======== LISTED ENTRIES ========
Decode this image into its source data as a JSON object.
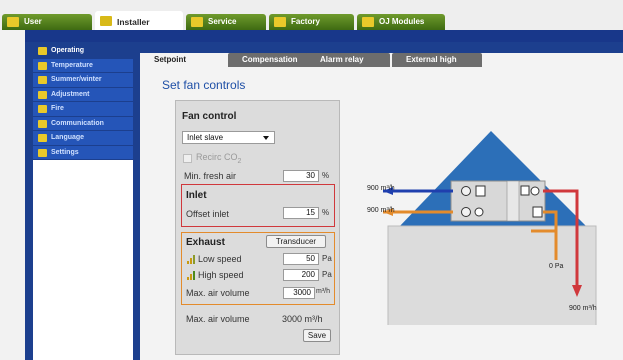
{
  "top_tabs": [
    {
      "label": "User",
      "active": false
    },
    {
      "label": "Installer",
      "active": true
    },
    {
      "label": "Service",
      "active": false
    },
    {
      "label": "Factory",
      "active": false
    },
    {
      "label": "OJ Modules",
      "active": false
    }
  ],
  "sidebar": {
    "items": [
      {
        "label": "Operating",
        "active": true
      },
      {
        "label": "Temperature"
      },
      {
        "label": "Summer/winter"
      },
      {
        "label": "Adjustment"
      },
      {
        "label": "Fire"
      },
      {
        "label": "Communication"
      },
      {
        "label": "Language"
      },
      {
        "label": "Settings"
      }
    ]
  },
  "sub_tabs": [
    {
      "label": "Setpoint",
      "active": true
    },
    {
      "label": "Compensation"
    },
    {
      "label": "Alarm relay"
    },
    {
      "label": "External high"
    }
  ],
  "page": {
    "title": "Set fan controls"
  },
  "fan_control": {
    "heading": "Fan control",
    "mode_select": "Inlet slave",
    "recirc_label": "Recirc CO",
    "recirc_sub": "2",
    "min_fresh_air_label": "Min. fresh air",
    "min_fresh_air_value": "30",
    "min_fresh_air_unit": "%",
    "inlet": {
      "heading": "Inlet",
      "offset_label": "Offset inlet",
      "offset_value": "15",
      "offset_unit": "%"
    },
    "exhaust": {
      "heading": "Exhaust",
      "transducer_button": "Transducer",
      "low_speed_label": "Low speed",
      "low_speed_value": "50",
      "low_speed_unit": "Pa",
      "high_speed_label": "High speed",
      "high_speed_value": "200",
      "high_speed_unit": "Pa",
      "max_air_volume_label": "Max. air volume",
      "max_air_volume_value": "3000",
      "max_air_volume_unit": "m³/h"
    },
    "readout_label": "Max. air volume",
    "readout_value": "3000 m³/h",
    "save_button": "Save"
  },
  "diagram": {
    "inlet_flow": "900 m³/h",
    "exhaust_flow": "900 m³/h",
    "pressure": "0 Pa",
    "outlet_flow": "900 m³/h"
  },
  "colors": {
    "frame_blue": "#1c3f8e",
    "tab_green": "#4f7d1c",
    "accent_text": "#1e4fa6",
    "inlet_red": "#d0383c",
    "exhaust_orange": "#e38b2c"
  }
}
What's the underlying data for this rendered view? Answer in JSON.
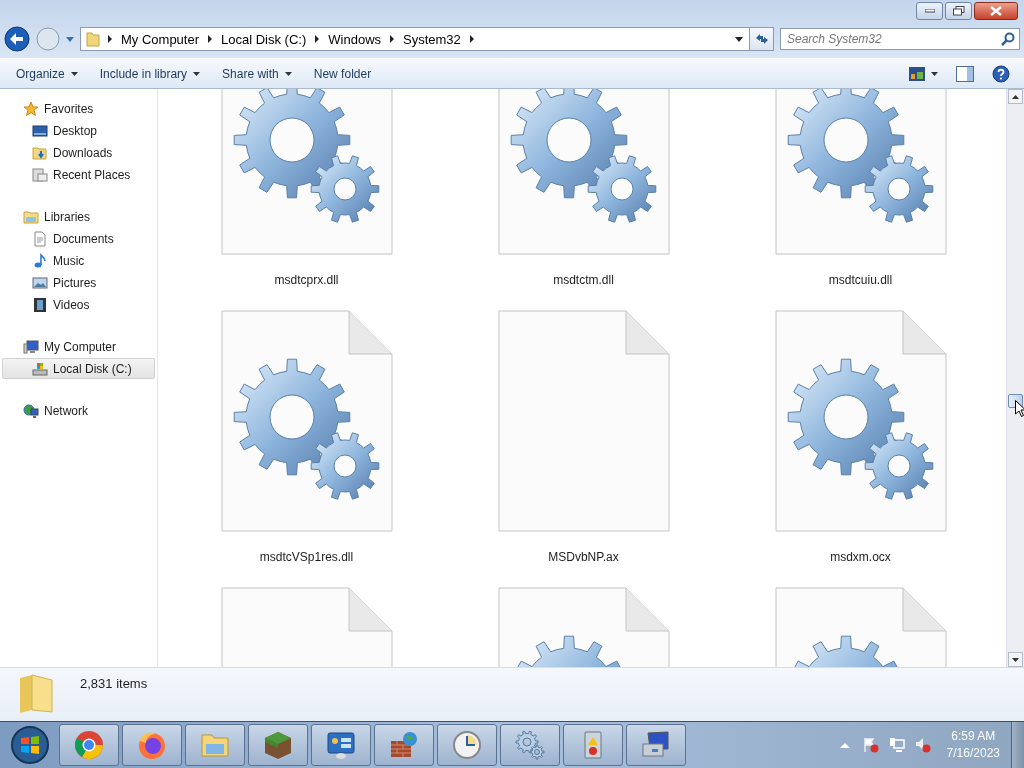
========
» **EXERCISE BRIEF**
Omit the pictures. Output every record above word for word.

» **SOLUTION TO THIS TASK**
Decode this image into its source data as a JSON object.
{
  "top_tabs": [
    {
      "label": "User",
      "active": false
    },
    {
      "label": "Installer",
      "active": true
    },
    {
      "label": "Service",
      "active": false
    },
    {
      "label": "Factory",
      "active": false
    },
    {
      "label": "OJ Modules",
      "active": false
    }
  ],
  "sidebar": {
    "items": [
      {
        "label": "Operating",
        "active": true
      },
      {
        "label": "Temperature"
      },
      {
        "label": "Summer/winter"
      },
      {
        "label": "Adjustment"
      },
      {
        "label": "Fire"
      },
      {
        "label": "Communication"
      },
      {
        "label": "Language"
      },
      {
        "label": "Settings"
      }
    ]
  },
  "sub_tabs": [
    {
      "label": "Setpoint",
      "active": true
    },
    {
      "label": "Compensation"
    },
    {
      "label": "Alarm relay"
    },
    {
      "label": "External high"
    }
  ],
  "page": {
    "title": "Set fan controls"
  },
  "fan_control": {
    "heading": "Fan control",
    "mode_select": "Inlet slave",
    "recirc_label": "Recirc CO",
    "recirc_sub": "2",
    "min_fresh_air_label": "Min. fresh air",
    "min_fresh_air_value": "30",
    "min_fresh_air_unit": "%",
    "inlet": {
      "heading": "Inlet",
      "offset_label": "Offset inlet",
      "offset_value": "15",
      "offset_unit": "%"
    },
    "exhaust": {
      "heading": "Exhaust",
      "transducer_button": "Transducer",
      "low_speed_label": "Low speed",
      "low_speed_value": "50",
      "low_speed_unit": "Pa",
      "high_speed_label": "High speed",
      "high_speed_value": "200",
      "high_speed_unit": "Pa",
      "max_air_volume_label": "Max. air volume",
      "max_air_volume_value": "3000",
      "max_air_volume_unit": "m³/h"
    },
    "readout_label": "Max. air volume",
    "readout_value": "3000 m³/h",
    "save_button": "Save"
  },
  "diagram": {
    "inlet_flow": "900 m³/h",
    "exhaust_flow": "900 m³/h",
    "pressure": "0 Pa",
    "outlet_flow": "900 m³/h"
  },
  "colors": {
    "frame_blue": "#1c3f8e",
    "tab_green": "#4f7d1c",
    "accent_text": "#1e4fa6",
    "inlet_red": "#d0383c",
    "exhaust_orange": "#e38b2c"
  }
}
What's the underlying data for this rendered view? Answer in JSON.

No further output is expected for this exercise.